● **What is being asked**
Your copy should match the listing below exactly, except that it holds no images.

● **Study material**
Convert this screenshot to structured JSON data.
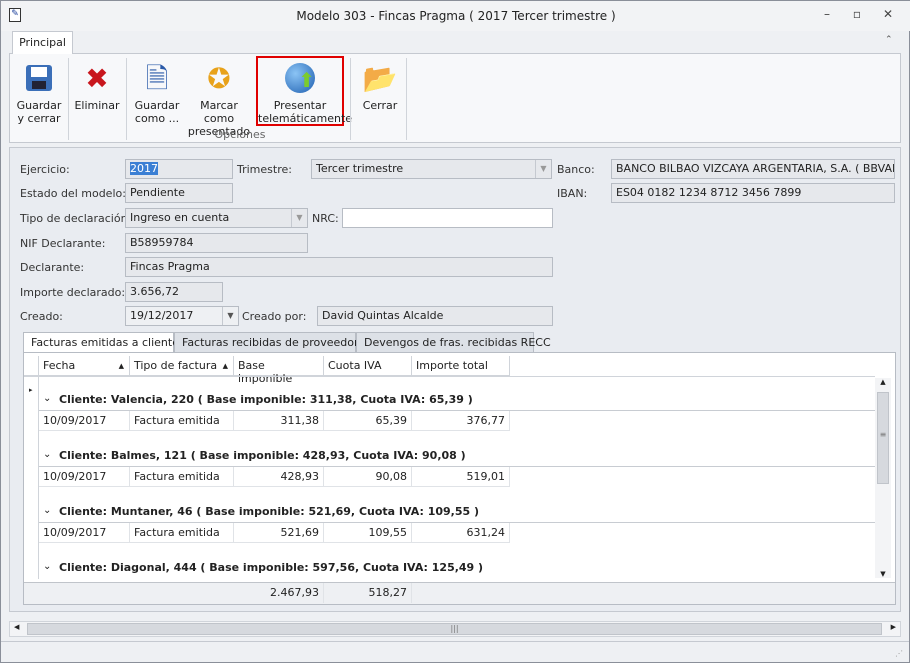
{
  "window": {
    "title": "Modelo 303 - Fincas Pragma ( 2017 Tercer trimestre )"
  },
  "ribbon": {
    "tab": "Principal",
    "group_label": "Opciones",
    "buttons": [
      {
        "label1": "Guardar",
        "label2": "y cerrar"
      },
      {
        "label1": "Eliminar",
        "label2": ""
      },
      {
        "label1": "Guardar",
        "label2": "como ..."
      },
      {
        "label1": "Marcar como",
        "label2": "presentado"
      },
      {
        "label1": "Presentar",
        "label2": "telemáticamente"
      },
      {
        "label1": "Cerrar",
        "label2": ""
      }
    ]
  },
  "form": {
    "ejercicio_label": "Ejercicio:",
    "ejercicio": "2017",
    "trimestre_label": "Trimestre:",
    "trimestre": "Tercer trimestre",
    "banco_label": "Banco:",
    "banco": "BANCO BILBAO VIZCAYA ARGENTARIA, S.A. ( BBVAESMM",
    "estado_label": "Estado del modelo:",
    "estado": "Pendiente",
    "iban_label": "IBAN:",
    "iban": "ES04 0182 1234 8712 3456 7899",
    "tipo_label": "Tipo de declaración:",
    "tipo": "Ingreso en cuenta",
    "nrc_label": "NRC:",
    "nrc": "",
    "nif_label": "NIF Declarante:",
    "nif": "B58959784",
    "declarante_label": "Declarante:",
    "declarante": "Fincas Pragma",
    "importe_label": "Importe declarado:",
    "importe": "3.656,72",
    "creado_label": "Creado:",
    "creado": "19/12/2017",
    "creado_por_label": "Creado por:",
    "creado_por": "David Quintas Alcalde"
  },
  "tabs": [
    "Facturas emitidas a clientes",
    "Facturas recibidas de proveedores",
    "Devengos de fras. recibidas RECC"
  ],
  "grid": {
    "columns": [
      "Fecha",
      "Tipo de factura",
      "Base imponible",
      "Cuota IVA",
      "Importe total"
    ],
    "groups": [
      {
        "title": "Cliente: Valencia, 220 ( Base imponible: 311,38, Cuota IVA: 65,39 )",
        "row": [
          "10/09/2017",
          "Factura emitida",
          "311,38",
          "65,39",
          "376,77"
        ]
      },
      {
        "title": "Cliente: Balmes, 121 ( Base imponible: 428,93, Cuota IVA: 90,08 )",
        "row": [
          "10/09/2017",
          "Factura emitida",
          "428,93",
          "90,08",
          "519,01"
        ]
      },
      {
        "title": "Cliente: Muntaner, 46 ( Base imponible: 521,69, Cuota IVA: 109,55 )",
        "row": [
          "10/09/2017",
          "Factura emitida",
          "521,69",
          "109,55",
          "631,24"
        ]
      },
      {
        "title": "Cliente: Diagonal, 444 ( Base imponible: 597,56, Cuota IVA: 125,49 )"
      }
    ],
    "totals": {
      "base": "2.467,93",
      "cuota": "518,27"
    }
  }
}
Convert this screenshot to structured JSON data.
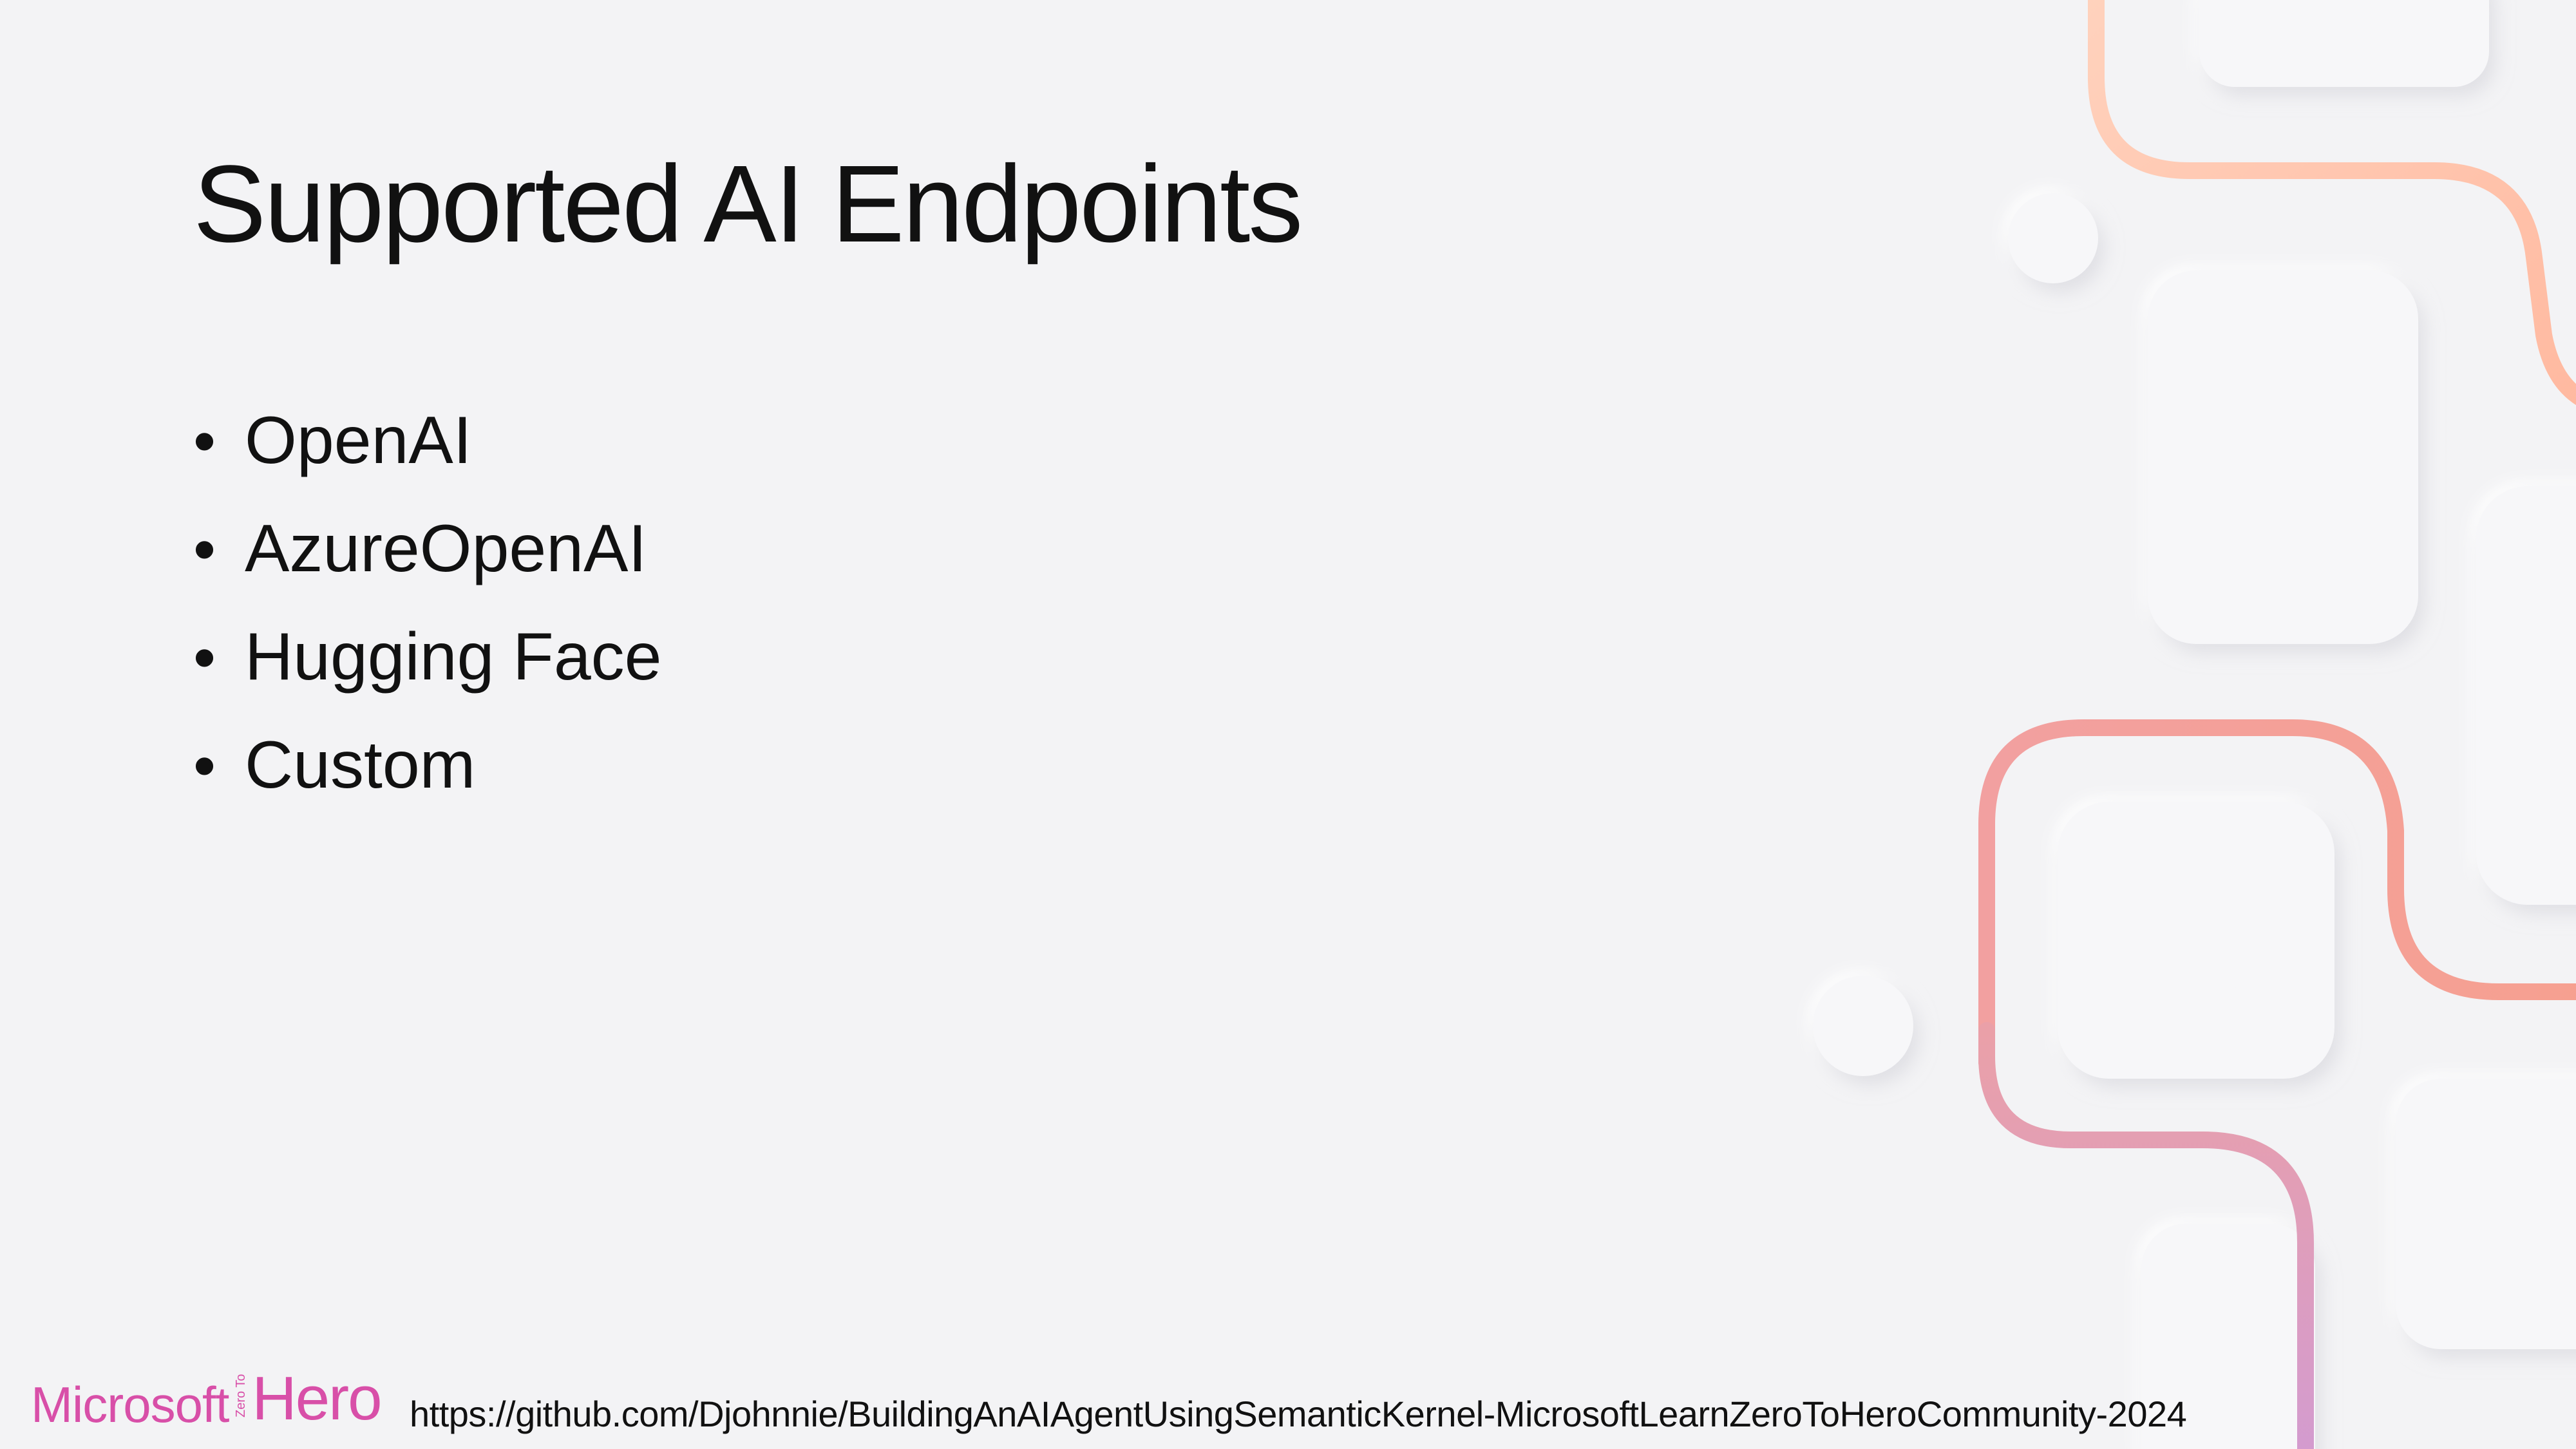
{
  "slide": {
    "title": "Supported AI Endpoints",
    "bullets": [
      "OpenAI",
      "AzureOpenAI",
      "Hugging Face",
      "Custom"
    ],
    "bullet_symbol": "•",
    "footer_url": "https://github.com/Djohnnie/BuildingAnAIAgentUsingSemanticKernel-MicrosoftLearnZeroToHeroCommunity-2024",
    "logo": {
      "word": "Microsoft",
      "small": "Zero To",
      "hero": "Hero"
    }
  },
  "colors": {
    "background": "#f3f3f5",
    "text": "#111111",
    "logo": "#d84fa8",
    "stroke_peach": "#ffc0a8",
    "stroke_coral": "#f4a196",
    "stroke_mauve": "#d79bc8"
  }
}
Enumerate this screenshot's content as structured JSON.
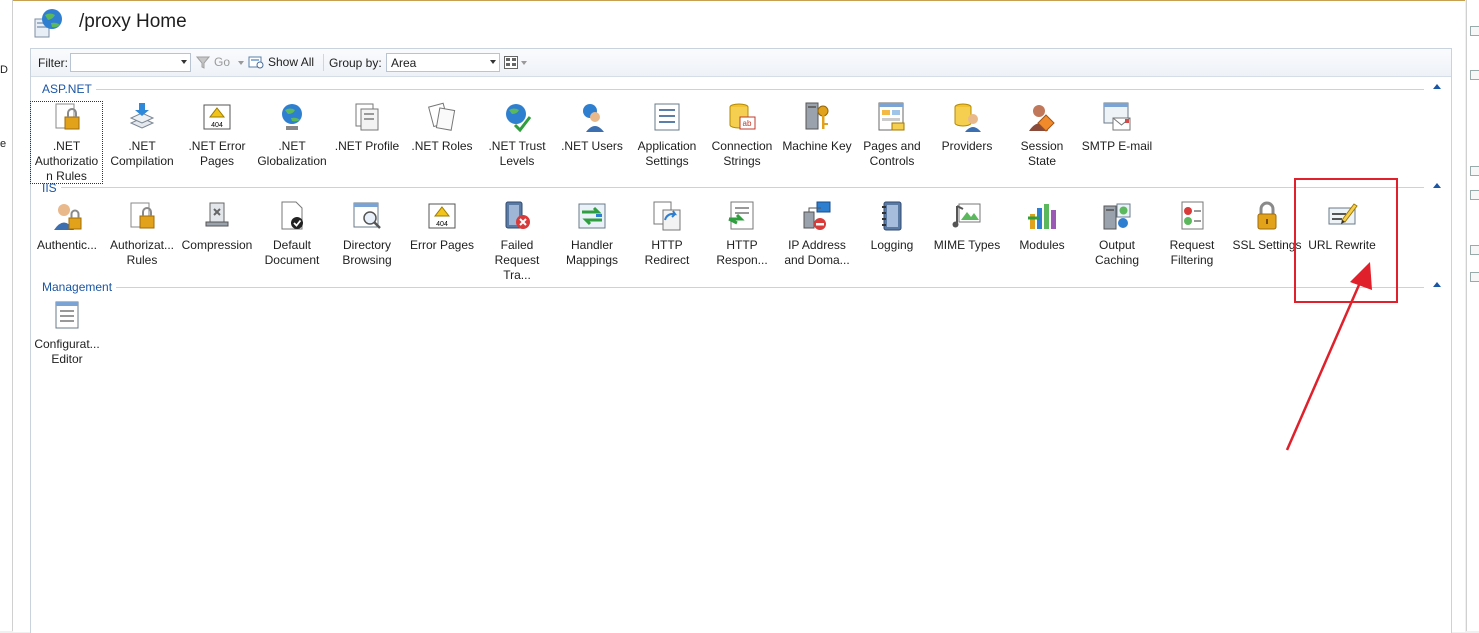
{
  "window": {
    "title": "/proxy Home"
  },
  "left_pane": {
    "fragments": [
      "D",
      "e"
    ]
  },
  "toolbar": {
    "filter_label": "Filter:",
    "filter_value": "",
    "go_label": "Go",
    "show_all_label": "Show All",
    "group_by_label": "Group by:",
    "group_by_value": "Area"
  },
  "sections": {
    "aspnet": {
      "title": "ASP.NET"
    },
    "iis": {
      "title": "IIS"
    },
    "management": {
      "title": "Management"
    }
  },
  "features": {
    "net_authorization": ".NET Authorizatio n Rules",
    "net_compilation": ".NET Compilation",
    "net_error_pages": ".NET Error Pages",
    "net_globalization": ".NET Globalization",
    "net_profile": ".NET Profile",
    "net_roles": ".NET Roles",
    "net_trust_levels": ".NET Trust Levels",
    "net_users": ".NET Users",
    "application_settings": "Application Settings",
    "connection_strings": "Connection Strings",
    "machine_key": "Machine Key",
    "pages_controls": "Pages and Controls",
    "providers": "Providers",
    "session_state": "Session State",
    "smtp_email": "SMTP E-mail",
    "authentication": "Authentic...",
    "authorization_rules": "Authorizat... Rules",
    "compression": "Compression",
    "default_document": "Default Document",
    "directory_browsing": "Directory Browsing",
    "error_pages": "Error Pages",
    "failed_request": "Failed Request Tra...",
    "handler_mappings": "Handler Mappings",
    "http_redirect": "HTTP Redirect",
    "http_response": "HTTP Respon...",
    "ip_domain": "IP Address and Doma...",
    "logging": "Logging",
    "mime_types": "MIME Types",
    "modules": "Modules",
    "output_caching": "Output Caching",
    "request_filtering": "Request Filtering",
    "ssl_settings": "SSL Settings",
    "url_rewrite": "URL Rewrite",
    "configuration_editor": "Configurat... Editor"
  },
  "annotation": {
    "color": "#e0202a"
  },
  "colors": {
    "section_title": "#1a56a6",
    "accent_border": "#c8a052"
  }
}
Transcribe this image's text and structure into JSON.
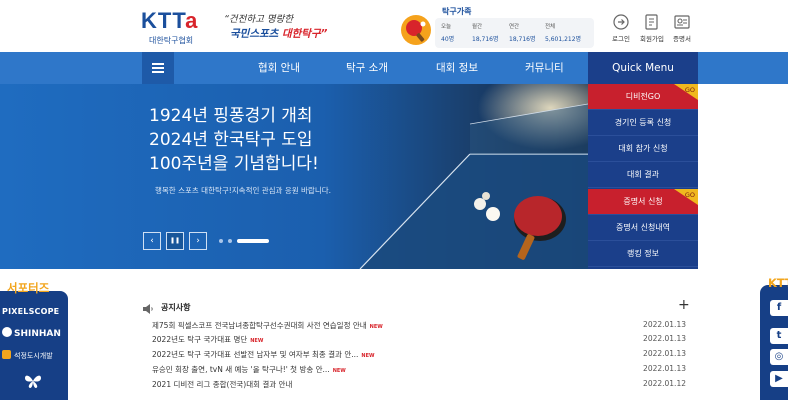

● **Exercise response**
Convert this screenshot to structured JSON data.
{
  "window": {
    "title": "Modelo 303 - Fincas Pragma ( 2017 Tercer trimestre )"
  },
  "ribbon": {
    "tab": "Principal",
    "group_label": "Opciones",
    "buttons": [
      {
        "label1": "Guardar",
        "label2": "y cerrar"
      },
      {
        "label1": "Eliminar",
        "label2": ""
      },
      {
        "label1": "Guardar",
        "label2": "como ..."
      },
      {
        "label1": "Marcar como",
        "label2": "presentado"
      },
      {
        "label1": "Presentar",
        "label2": "telemáticamente"
      },
      {
        "label1": "Cerrar",
        "label2": ""
      }
    ]
  },
  "form": {
    "ejercicio_label": "Ejercicio:",
    "ejercicio": "2017",
    "trimestre_label": "Trimestre:",
    "trimestre": "Tercer trimestre",
    "banco_label": "Banco:",
    "banco": "BANCO BILBAO VIZCAYA ARGENTARIA, S.A. ( BBVAESMM",
    "estado_label": "Estado del modelo:",
    "estado": "Pendiente",
    "iban_label": "IBAN:",
    "iban": "ES04 0182 1234 8712 3456 7899",
    "tipo_label": "Tipo de declaración:",
    "tipo": "Ingreso en cuenta",
    "nrc_label": "NRC:",
    "nrc": "",
    "nif_label": "NIF Declarante:",
    "nif": "B58959784",
    "declarante_label": "Declarante:",
    "declarante": "Fincas Pragma",
    "importe_label": "Importe declarado:",
    "importe": "3.656,72",
    "creado_label": "Creado:",
    "creado": "19/12/2017",
    "creado_por_label": "Creado por:",
    "creado_por": "David Quintas Alcalde"
  },
  "tabs": [
    "Facturas emitidas a clientes",
    "Facturas recibidas de proveedores",
    "Devengos de fras. recibidas RECC"
  ],
  "grid": {
    "columns": [
      "Fecha",
      "Tipo de factura",
      "Base imponible",
      "Cuota IVA",
      "Importe total"
    ],
    "groups": [
      {
        "title": "Cliente: Valencia, 220 ( Base imponible: 311,38, Cuota IVA: 65,39 )",
        "row": [
          "10/09/2017",
          "Factura emitida",
          "311,38",
          "65,39",
          "376,77"
        ]
      },
      {
        "title": "Cliente: Balmes, 121 ( Base imponible: 428,93, Cuota IVA: 90,08 )",
        "row": [
          "10/09/2017",
          "Factura emitida",
          "428,93",
          "90,08",
          "519,01"
        ]
      },
      {
        "title": "Cliente: Muntaner, 46 ( Base imponible: 521,69, Cuota IVA: 109,55 )",
        "row": [
          "10/09/2017",
          "Factura emitida",
          "521,69",
          "109,55",
          "631,24"
        ]
      },
      {
        "title": "Cliente: Diagonal, 444 ( Base imponible: 597,56, Cuota IVA: 125,49 )"
      }
    ],
    "totals": {
      "base": "2.467,93",
      "cuota": "518,27"
    }
  }
}
Convert this screenshot to structured JSON data.
{
  "slide": {
    "title": "Supported AI Endpoints",
    "bullets": [
      "OpenAI",
      "AzureOpenAI",
      "Hugging Face",
      "Custom"
    ],
    "bullet_symbol": "•",
    "footer_url": "https://github.com/Djohnnie/BuildingAnAIAgentUsingSemanticKernel-MicrosoftLearnZeroToHeroCommunity-2024",
    "logo": {
      "word": "Microsoft",
      "small": "Zero To",
      "hero": "Hero"
    }
  },
  "colors": {
    "background": "#f3f3f5",
    "text": "#111111",
    "logo": "#d84fa8",
    "stroke_peach": "#ffc0a8",
    "stroke_coral": "#f4a196",
    "stroke_mauve": "#d79bc8"
  }
}
Enumerate this screenshot's content as structured JSON.
{
  "window": {
    "title": "/proxy Home"
  },
  "left_pane": {
    "fragments": [
      "D",
      "e"
    ]
  },
  "toolbar": {
    "filter_label": "Filter:",
    "filter_value": "",
    "go_label": "Go",
    "show_all_label": "Show All",
    "group_by_label": "Group by:",
    "group_by_value": "Area"
  },
  "sections": {
    "aspnet": {
      "title": "ASP.NET"
    },
    "iis": {
      "title": "IIS"
    },
    "management": {
      "title": "Management"
    }
  },
  "features": {
    "net_authorization": ".NET Authorizatio n Rules",
    "net_compilation": ".NET Compilation",
    "net_error_pages": ".NET Error Pages",
    "net_globalization": ".NET Globalization",
    "net_profile": ".NET Profile",
    "net_roles": ".NET Roles",
    "net_trust_levels": ".NET Trust Levels",
    "net_users": ".NET Users",
    "application_settings": "Application Settings",
    "connection_strings": "Connection Strings",
    "machine_key": "Machine Key",
    "pages_controls": "Pages and Controls",
    "providers": "Providers",
    "session_state": "Session State",
    "smtp_email": "SMTP E-mail",
    "authentication": "Authentic...",
    "authorization_rules": "Authorizat... Rules",
    "compression": "Compression",
    "default_document": "Default Document",
    "directory_browsing": "Directory Browsing",
    "error_pages": "Error Pages",
    "failed_request": "Failed Request Tra...",
    "handler_mappings": "Handler Mappings",
    "http_redirect": "HTTP Redirect",
    "http_response": "HTTP Respon...",
    "ip_domain": "IP Address and Doma...",
    "logging": "Logging",
    "mime_types": "MIME Types",
    "modules": "Modules",
    "output_caching": "Output Caching",
    "request_filtering": "Request Filtering",
    "ssl_settings": "SSL Settings",
    "url_rewrite": "URL Rewrite",
    "configuration_editor": "Configurat... Editor"
  },
  "annotation": {
    "color": "#e0202a"
  },
  "colors": {
    "section_title": "#1a56a6",
    "accent_border": "#c8a052"
  }
}
Transcribe this image's text and structure into JSON.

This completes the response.